Meanwhile, David and the baby ran the 5k, and David was second in his age group! All that stroller running he is doing is making him faster! I was second female and won a plaque, a wooden spoon, and a big andouille sausage. David also won a plaque and sausage, and that is my kind of award. I don't want a trophy or something. Give me something edible any day! 

Post-race was a bit weird because of COVID - awards were rushed and then we all dispersed - but we really enjoyed being out in the beautiful weather and seeing our running friends. I have to say I think David missed it as much as I did! Once I feel really recovered I will sign up for the next race I can around here. I got my rust-buster out of the way and I'm ready to run fast again.

Saturday, November 7, 2020

Weathering Zeta

New Orleans was in the cone of uncertainty for SEVEN storms this season, which is simply unfair, and Zeta finally hit us. It came ashore as a category two, but it moved past us blessedly quickly, sparing us the flooding that New Orleans always worries about. It was really just a wind event. We stayed (very few people left for a category 2), and - as predicted - lost power as the storm hit Wednesday evening. 

David took this picture of our street in the eye of the storm.

The eye of Zeta passed directly over New Orleans. This was the first time in decades that a hurricane eye moved over the city, and it was my first experience being in the eye. We walked outside to calm, eery, orange skies. We could still see the sun overhead, but all around us were dark clouds and rain. The storm circled us, but we stood on the street with our neighbors in near-silence. When we felt the first licks of wet wind, we scurried back to the house, just in time for the other side of the storm to pass over. 

It was over in just a few hours, but it left close to 80% of the city without power. We have a gas water heater and stove, so we were fine: I made pasta for dinner, and we read books by candlelight. We didn't get our power back until Friday night, so we ended up staying at my in-laws on Thursday. They live in an area with underground power lines, and never lost power. David took the baby over there (his daycare was closed) so he could work, and since the storm brought a cold front, we decided to sleep over. Our house has no insulation at all, and it was low 50s, so we knew the baby would be cold. We were lucky to get power when we did: many people didn't get it back until the weekend. 

This old church lost a window.
I used some window shards to make a necklace pendant and earrings.

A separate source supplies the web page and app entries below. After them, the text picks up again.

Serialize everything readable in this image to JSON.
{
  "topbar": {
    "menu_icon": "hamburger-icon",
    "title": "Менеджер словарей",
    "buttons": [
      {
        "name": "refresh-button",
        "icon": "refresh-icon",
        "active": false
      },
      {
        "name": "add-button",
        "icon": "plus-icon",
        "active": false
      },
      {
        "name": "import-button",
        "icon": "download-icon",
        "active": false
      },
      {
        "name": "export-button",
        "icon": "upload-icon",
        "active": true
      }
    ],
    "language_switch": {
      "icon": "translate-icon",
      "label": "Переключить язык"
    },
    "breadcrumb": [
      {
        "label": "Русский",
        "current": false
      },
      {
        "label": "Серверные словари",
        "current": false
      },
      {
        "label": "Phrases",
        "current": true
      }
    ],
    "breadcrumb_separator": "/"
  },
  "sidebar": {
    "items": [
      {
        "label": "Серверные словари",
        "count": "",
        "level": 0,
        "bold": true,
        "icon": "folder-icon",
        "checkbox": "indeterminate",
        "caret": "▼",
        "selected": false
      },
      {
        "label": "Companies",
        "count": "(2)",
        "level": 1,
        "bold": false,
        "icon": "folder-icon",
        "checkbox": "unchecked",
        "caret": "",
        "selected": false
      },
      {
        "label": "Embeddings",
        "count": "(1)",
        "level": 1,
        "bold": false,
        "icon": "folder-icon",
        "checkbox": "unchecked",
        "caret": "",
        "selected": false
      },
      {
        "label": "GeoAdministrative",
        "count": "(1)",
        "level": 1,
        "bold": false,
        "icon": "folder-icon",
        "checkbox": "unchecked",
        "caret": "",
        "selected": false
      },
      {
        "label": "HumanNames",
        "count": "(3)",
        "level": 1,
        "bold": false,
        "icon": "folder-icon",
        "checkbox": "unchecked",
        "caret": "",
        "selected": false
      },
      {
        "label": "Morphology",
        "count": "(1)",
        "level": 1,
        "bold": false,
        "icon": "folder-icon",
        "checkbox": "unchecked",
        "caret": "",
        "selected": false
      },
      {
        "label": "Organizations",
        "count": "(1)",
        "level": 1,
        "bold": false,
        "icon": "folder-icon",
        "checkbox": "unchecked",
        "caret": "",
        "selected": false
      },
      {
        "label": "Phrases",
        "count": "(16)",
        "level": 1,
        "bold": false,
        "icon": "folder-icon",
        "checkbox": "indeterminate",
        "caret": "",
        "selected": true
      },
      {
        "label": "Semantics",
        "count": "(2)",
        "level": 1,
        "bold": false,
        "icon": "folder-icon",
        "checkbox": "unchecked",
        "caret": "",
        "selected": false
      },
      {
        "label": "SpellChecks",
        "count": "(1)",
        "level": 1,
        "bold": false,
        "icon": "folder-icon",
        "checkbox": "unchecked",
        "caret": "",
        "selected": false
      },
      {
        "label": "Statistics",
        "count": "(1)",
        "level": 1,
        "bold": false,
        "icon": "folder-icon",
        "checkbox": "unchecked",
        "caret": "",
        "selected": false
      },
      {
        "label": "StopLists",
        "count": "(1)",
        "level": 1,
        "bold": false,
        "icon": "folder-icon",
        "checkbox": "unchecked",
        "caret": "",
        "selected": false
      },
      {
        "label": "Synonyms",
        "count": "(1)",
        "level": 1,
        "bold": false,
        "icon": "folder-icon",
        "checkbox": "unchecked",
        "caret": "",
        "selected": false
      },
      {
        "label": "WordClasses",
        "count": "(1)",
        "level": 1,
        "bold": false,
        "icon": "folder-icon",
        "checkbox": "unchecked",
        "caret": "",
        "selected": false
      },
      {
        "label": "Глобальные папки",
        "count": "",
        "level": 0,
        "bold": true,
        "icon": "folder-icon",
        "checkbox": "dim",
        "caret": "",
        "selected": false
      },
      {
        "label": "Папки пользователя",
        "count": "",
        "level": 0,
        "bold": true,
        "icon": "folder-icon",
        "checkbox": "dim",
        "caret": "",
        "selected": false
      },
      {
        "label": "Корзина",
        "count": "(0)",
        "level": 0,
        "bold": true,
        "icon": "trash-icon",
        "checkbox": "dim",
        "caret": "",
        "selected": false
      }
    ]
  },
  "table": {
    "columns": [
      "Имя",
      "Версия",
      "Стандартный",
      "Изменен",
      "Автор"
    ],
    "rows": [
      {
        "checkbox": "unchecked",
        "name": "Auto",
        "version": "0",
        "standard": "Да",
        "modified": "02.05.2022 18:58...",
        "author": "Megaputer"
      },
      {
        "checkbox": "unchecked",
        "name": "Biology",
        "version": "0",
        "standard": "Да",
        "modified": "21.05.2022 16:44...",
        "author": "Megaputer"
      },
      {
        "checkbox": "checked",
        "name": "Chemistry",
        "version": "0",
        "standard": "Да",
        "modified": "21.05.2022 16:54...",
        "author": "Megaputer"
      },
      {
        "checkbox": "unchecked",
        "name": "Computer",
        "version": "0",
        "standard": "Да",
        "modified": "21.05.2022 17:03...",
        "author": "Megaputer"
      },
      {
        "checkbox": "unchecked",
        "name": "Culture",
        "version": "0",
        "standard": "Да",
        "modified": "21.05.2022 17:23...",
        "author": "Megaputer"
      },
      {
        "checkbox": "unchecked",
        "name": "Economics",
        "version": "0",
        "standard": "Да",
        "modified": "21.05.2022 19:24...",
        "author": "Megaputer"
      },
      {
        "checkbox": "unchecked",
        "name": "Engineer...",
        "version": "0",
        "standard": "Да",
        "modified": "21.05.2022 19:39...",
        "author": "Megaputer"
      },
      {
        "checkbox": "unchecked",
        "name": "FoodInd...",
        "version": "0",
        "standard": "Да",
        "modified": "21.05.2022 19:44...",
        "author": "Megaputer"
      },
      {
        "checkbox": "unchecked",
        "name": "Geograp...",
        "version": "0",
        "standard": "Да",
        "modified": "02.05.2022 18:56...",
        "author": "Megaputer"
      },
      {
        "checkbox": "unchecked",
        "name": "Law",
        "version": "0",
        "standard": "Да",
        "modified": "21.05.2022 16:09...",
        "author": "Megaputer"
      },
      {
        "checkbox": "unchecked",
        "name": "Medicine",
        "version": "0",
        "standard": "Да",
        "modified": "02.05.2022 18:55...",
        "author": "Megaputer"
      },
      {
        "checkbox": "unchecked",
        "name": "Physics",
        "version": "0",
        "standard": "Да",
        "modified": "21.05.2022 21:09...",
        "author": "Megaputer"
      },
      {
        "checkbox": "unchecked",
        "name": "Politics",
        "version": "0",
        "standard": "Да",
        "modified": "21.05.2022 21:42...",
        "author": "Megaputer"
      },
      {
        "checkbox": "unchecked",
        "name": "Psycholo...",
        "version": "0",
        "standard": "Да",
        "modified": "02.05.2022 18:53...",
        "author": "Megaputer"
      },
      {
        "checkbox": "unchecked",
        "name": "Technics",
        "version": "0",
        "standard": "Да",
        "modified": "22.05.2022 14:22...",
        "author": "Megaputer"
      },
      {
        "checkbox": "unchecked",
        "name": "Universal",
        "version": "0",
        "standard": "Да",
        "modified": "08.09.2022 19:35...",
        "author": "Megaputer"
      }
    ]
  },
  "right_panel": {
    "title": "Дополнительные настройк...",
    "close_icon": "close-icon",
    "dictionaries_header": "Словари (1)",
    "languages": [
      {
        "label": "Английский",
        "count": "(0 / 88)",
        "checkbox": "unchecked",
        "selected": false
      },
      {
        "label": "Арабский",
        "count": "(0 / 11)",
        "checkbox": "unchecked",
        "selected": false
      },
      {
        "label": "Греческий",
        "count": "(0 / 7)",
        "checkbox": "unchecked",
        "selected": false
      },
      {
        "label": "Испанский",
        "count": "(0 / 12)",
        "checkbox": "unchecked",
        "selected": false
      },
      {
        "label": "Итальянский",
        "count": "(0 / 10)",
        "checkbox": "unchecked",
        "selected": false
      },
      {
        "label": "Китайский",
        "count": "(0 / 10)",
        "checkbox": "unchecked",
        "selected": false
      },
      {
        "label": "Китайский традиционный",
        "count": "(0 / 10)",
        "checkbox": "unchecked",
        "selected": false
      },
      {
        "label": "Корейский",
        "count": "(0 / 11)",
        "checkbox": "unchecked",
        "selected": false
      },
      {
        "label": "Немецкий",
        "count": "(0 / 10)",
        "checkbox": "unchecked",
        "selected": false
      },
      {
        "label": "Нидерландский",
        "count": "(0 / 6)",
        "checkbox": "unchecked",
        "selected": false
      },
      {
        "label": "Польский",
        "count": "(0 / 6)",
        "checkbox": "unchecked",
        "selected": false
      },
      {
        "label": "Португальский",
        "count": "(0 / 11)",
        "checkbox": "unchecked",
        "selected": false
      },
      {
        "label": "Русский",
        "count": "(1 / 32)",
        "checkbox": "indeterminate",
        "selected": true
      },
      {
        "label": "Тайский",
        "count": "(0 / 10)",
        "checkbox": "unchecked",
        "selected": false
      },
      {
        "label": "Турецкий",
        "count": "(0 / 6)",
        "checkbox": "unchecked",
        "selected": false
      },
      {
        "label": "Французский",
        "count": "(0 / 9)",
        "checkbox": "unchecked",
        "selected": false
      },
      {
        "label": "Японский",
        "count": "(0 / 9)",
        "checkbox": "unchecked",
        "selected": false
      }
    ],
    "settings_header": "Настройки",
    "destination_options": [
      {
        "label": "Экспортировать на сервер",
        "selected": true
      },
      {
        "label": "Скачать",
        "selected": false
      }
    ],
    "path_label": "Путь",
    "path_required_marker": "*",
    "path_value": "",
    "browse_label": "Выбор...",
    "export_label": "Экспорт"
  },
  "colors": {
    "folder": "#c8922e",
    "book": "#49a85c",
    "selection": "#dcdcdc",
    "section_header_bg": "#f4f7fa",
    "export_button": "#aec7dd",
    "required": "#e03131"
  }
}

Damage to our street was minimal. The old church on the corner sadly lost a stained glass window (the church has been there since the 1860s when our neighborhood was part of the city of Carrollton in Jefferson Parish, prior to annexation to New Orleans in 1874. It has burned down twice and was destroyed in a hurricane once; the current building is from 1917) and - I am really most upset about this! - the wind absolutely smashed my hibiscus. I loved that tree, so I am very unhappy about that! 

This year has been absolutely bonkers with hurricanes and storms and I am appalled that storm Eta has the audacity to turn our way. Hopefully this week isn't a repeat!